Identification and resolution of these issues will increase workforce productivity while decreasing turnover costs and absenteeism rates. Utilizing HR metrics effectively is crucial for increasing company profits while decreasing costly HR missteps.

3. Under-reporting

Human Resources departments generate vast amounts of data, but it can be challenging to know which metrics are the most meaningful or how best to measure them. HR KPIs offer companies a way to maximize the benefits from their data and gain invaluable insights that will enhance performance and contribute to long-term business success.

Selecting appropriate HR KPIs that align with company goals is of great significance, as is understanding leading and lagging indicators - leading indicators can predict future developments while lagging metrics can measure past results; an example would be counting sick days while employee turnover rates serve as leading metrics.

Another HR metric commonly utilized by companies is the Net Promoter Score (NPS), which measures employee's likelihood of recommending their employer to others. It serves as an excellent measure of employee satisfaction and can serve as an indicator of company performance.

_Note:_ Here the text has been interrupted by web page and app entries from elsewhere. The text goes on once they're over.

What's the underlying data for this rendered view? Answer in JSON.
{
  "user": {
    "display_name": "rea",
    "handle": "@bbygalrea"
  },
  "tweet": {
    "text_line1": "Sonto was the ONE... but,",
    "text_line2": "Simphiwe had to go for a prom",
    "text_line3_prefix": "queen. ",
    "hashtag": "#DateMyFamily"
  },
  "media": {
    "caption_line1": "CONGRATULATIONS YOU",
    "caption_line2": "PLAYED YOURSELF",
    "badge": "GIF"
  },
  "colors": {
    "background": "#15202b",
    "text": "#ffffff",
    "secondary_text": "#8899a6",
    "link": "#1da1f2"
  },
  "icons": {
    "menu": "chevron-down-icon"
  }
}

Other HR metrics to track include cost per hire and time to hire; both can assist in controlling recruitment expenses while identifying effective methods of hiring. Likewise, training participation rate can be measured by tallying up how many employees attended training programs before dividing by their total employee count.

HR managers should take an active approach in measuring employee satisfaction by surveying both current and former employers of each employee. This can help identify any workplace stressors or productivity impediments. Furthermore, measuring compensation satisfaction - or how much employees earn per job done - is also crucial.

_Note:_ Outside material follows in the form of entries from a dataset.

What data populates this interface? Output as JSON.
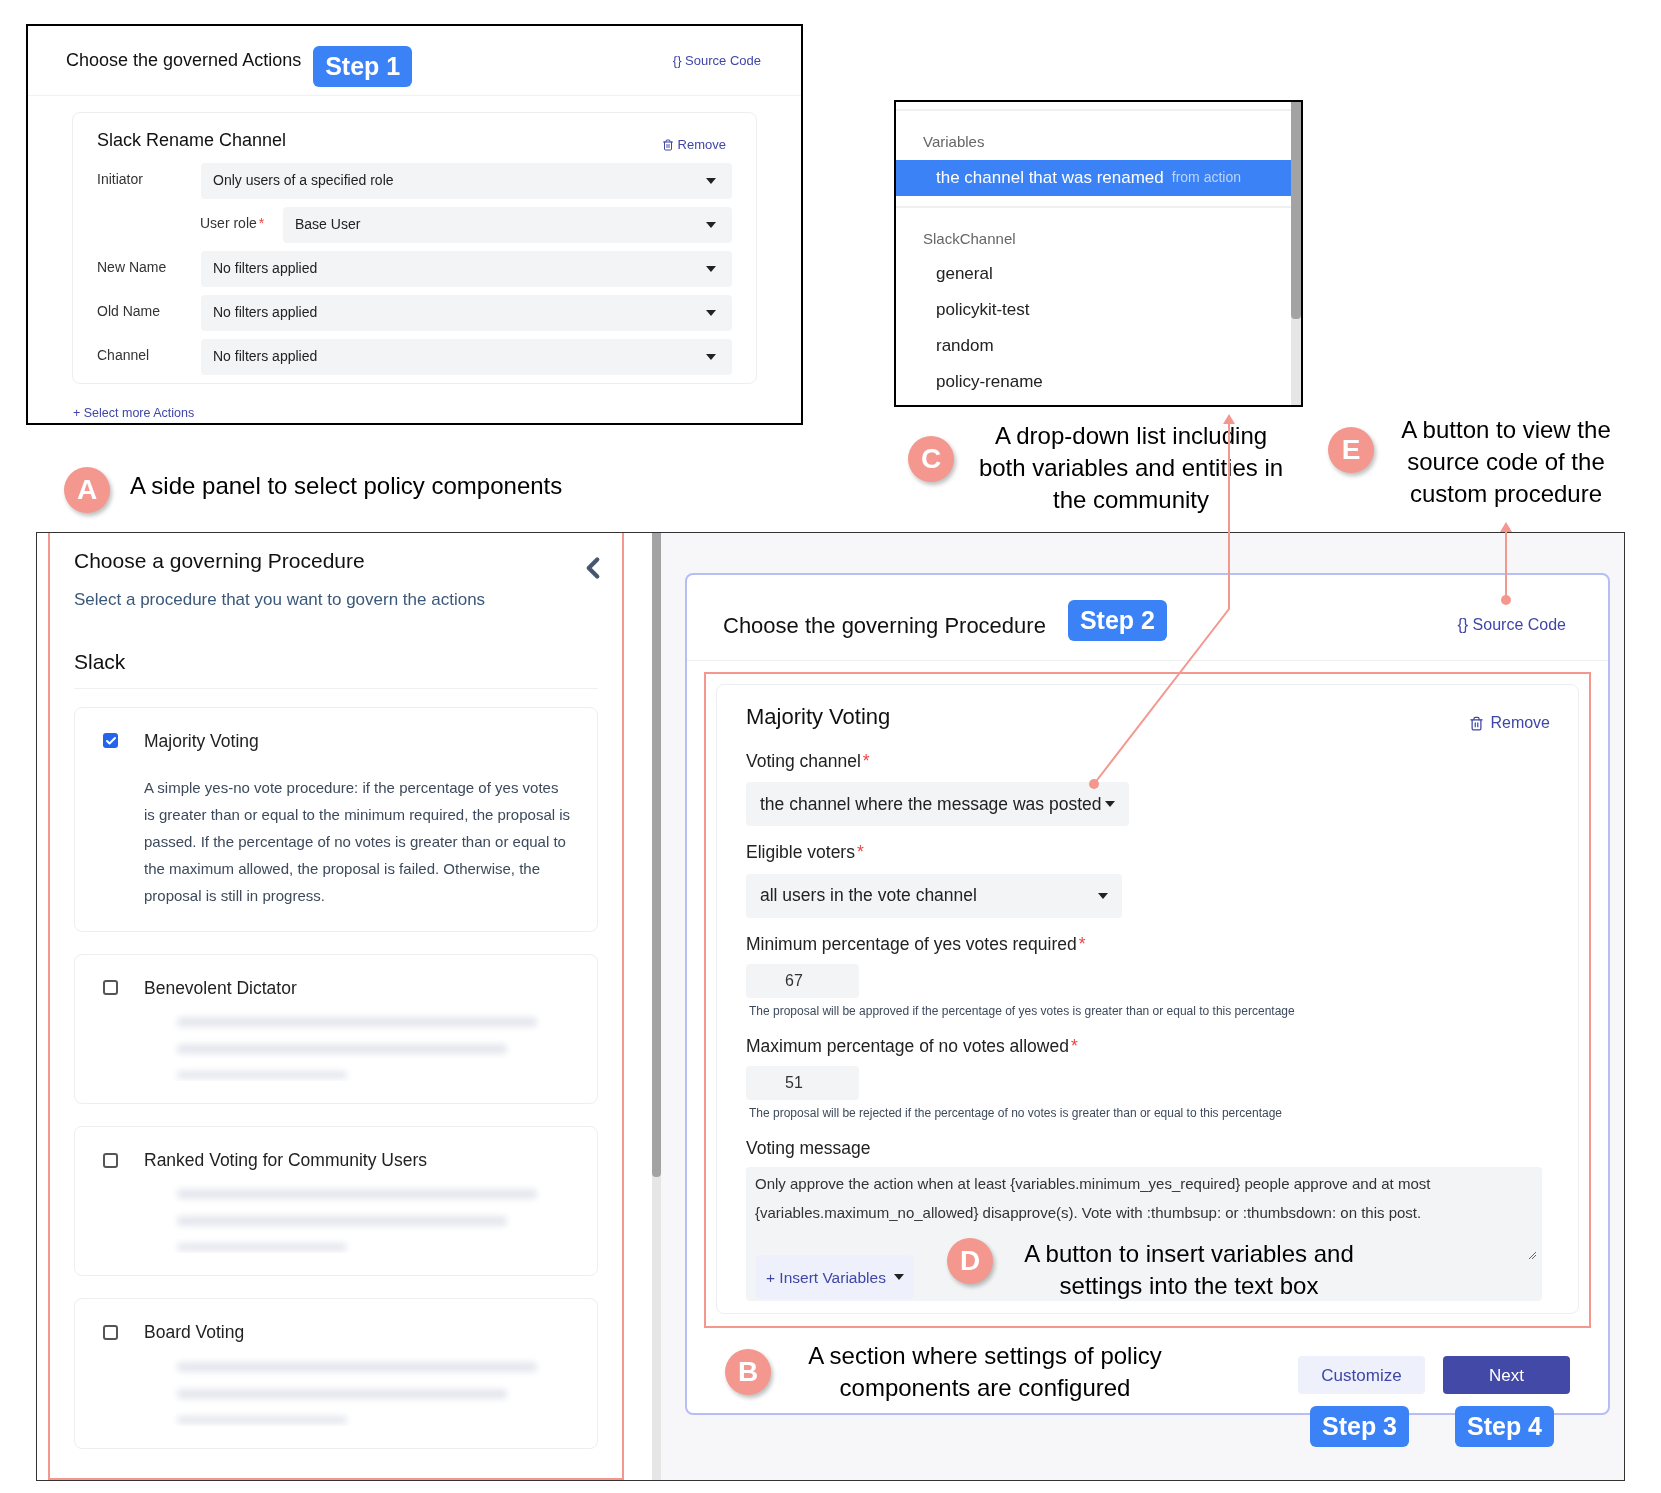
{
  "actions_panel": {
    "title": "Choose the governed Actions",
    "step_badge": "Step 1",
    "source_code_link": "{} Source Code",
    "action": {
      "title": "Slack Rename Channel",
      "remove_link": "Remove",
      "filters": [
        {
          "label": "Initiator",
          "value": "Only users of a specified role",
          "kind": "main"
        },
        {
          "label": "User role",
          "value": "Base User",
          "required_mark": "*",
          "kind": "sub"
        },
        {
          "label": "New Name",
          "value": "No filters applied",
          "kind": "main"
        },
        {
          "label": "Old Name",
          "value": "No filters applied",
          "kind": "main"
        },
        {
          "label": "Channel",
          "value": "No filters applied",
          "kind": "main"
        }
      ]
    },
    "select_more_link": "+ Select more Actions"
  },
  "dropdown": {
    "groups": [
      {
        "heading": "Variables",
        "items": [
          {
            "label": "the channel that was renamed",
            "note": "from action",
            "selected": true
          }
        ]
      },
      {
        "heading": "SlackChannel",
        "items": [
          {
            "label": "general",
            "selected": false
          },
          {
            "label": "policykit-test",
            "selected": false
          },
          {
            "label": "random",
            "selected": false
          },
          {
            "label": "policy-rename",
            "selected": false
          }
        ]
      }
    ]
  },
  "side_panel": {
    "title": "Choose a governing Procedure",
    "subtitle": "Select a procedure that you want to govern the actions",
    "section": "Slack",
    "procedures": [
      {
        "name": "Majority Voting",
        "checked": true,
        "blurred": false,
        "description": "A simple yes-no vote procedure: if the percentage of yes votes is greater than or equal to the minimum required, the proposal is passed. If the percentage of no votes is greater than or equal to the maximum allowed, the proposal is failed. Otherwise, the proposal is still in progress."
      },
      {
        "name": "Benevolent Dictator",
        "checked": false,
        "blurred": true
      },
      {
        "name": "Ranked Voting for Community Users",
        "checked": false,
        "blurred": true
      },
      {
        "name": "Board Voting",
        "checked": false,
        "blurred": true
      }
    ]
  },
  "procedure_panel": {
    "title": "Choose the governing Procedure",
    "step_badge": "Step 2",
    "source_code_link": "{} Source Code",
    "procedure": {
      "title": "Majority Voting",
      "remove_link": "Remove",
      "fields": [
        {
          "kind": "select",
          "label": "Voting channel",
          "required_mark": "*",
          "value": "the channel where the message was posted"
        },
        {
          "kind": "select_wide",
          "label": "Eligible voters",
          "required_mark": "*",
          "value": "all users in the vote channel"
        },
        {
          "kind": "number",
          "label": "Minimum percentage of yes votes required",
          "required_mark": "*",
          "value": "67",
          "help": "The proposal will be approved if the percentage of yes votes is greater than or equal to this percentage"
        },
        {
          "kind": "number",
          "label": "Maximum percentage of no votes allowed",
          "required_mark": "*",
          "value": "51",
          "help": "The proposal will be rejected if the percentage of no votes is greater than or equal to this percentage"
        },
        {
          "kind": "textarea",
          "label": "Voting message",
          "value": "Only approve the action when at least  {variables.minimum_yes_required} people approve and at most {variables.maximum_no_allowed} disapprove(s). Vote with :thumbsup: or :thumbsdown: on this post.",
          "insert_button": "+ Insert Variables"
        }
      ]
    },
    "buttons": [
      {
        "label": "Customize",
        "kind": "secondary"
      },
      {
        "label": "Next",
        "kind": "primary"
      }
    ],
    "button_step_badges": [
      "Step 3",
      "Step 4"
    ]
  },
  "annotations": [
    {
      "marker": "A",
      "text": "A side panel to select policy components"
    },
    {
      "marker": "C",
      "text": "A drop-down list including both variables and entities in the community"
    },
    {
      "marker": "E",
      "text": "A button to view the source code of the custom procedure"
    },
    {
      "marker": "D",
      "text": "A button to insert variables and settings into the text box"
    },
    {
      "marker": "B",
      "text": "A section where settings of policy components are configured"
    }
  ]
}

Keep track of these metrics can be an arduous task for teams working on different projects and tasks, but there are tools available that can make this easier by automatically offering real-time reports on KPIs that matter. One such free HR software, ClickUp, enables users to create custom templates while tracking all KPIs from one convenient place.

4. Under-investing

Identifying HR KPIs requires keeping in mind your company's overall goals, as well as keeping your team informed of progress toward reaching these targets.

Employing an HR dashboard is an effective way to demonstrate progress, share it with other members of your organization, identify gaps in performance and pinpoint areas for improvement, as well as highlight any necessary actions for change.

HR must gain an accurate picture of employee performance to properly manage the workforce, which means analyzing metrics such as attendance, absenteeism and productivity data. Accuracy is paramount as inaccurate measurements could negatively impact business decisions.

HR KPIs also can cause problems by leading to cost cutting rather than increasing business value. For instance, an organization may want to reduce recruitment costs but should do so without jeopardizing quality hires or the attraction of top talent.

An efficient HR department is capable of cultivating an engaged, high-performing workforce that contributes to the company's bottom line. To accomplish this task, HR should prioritize training initiatives, culture promotion activities and hiring top talent.

Costly strategies require careful evaluation in order to measure performance and assess ROI, so using an HR KPI dashboard to aggregate all the metrics together and make adjustments as necessary is key to success.

For optimal HR KPI performance, it is wise to set SMART HR KPIs which align with your business goals. SMART means specific, measurable, attainable, realistic and time-bound KPIs should be set and tracked against. Furthermore, it's essential that leaders recognize leading and lagging indicators - leading indicators predict future developments and causes, while lagging indicators reflect past outcomes - such as sickness rates reflecting past outcomes while turnover could serve as leading indicators.

No comments:

Post a Comment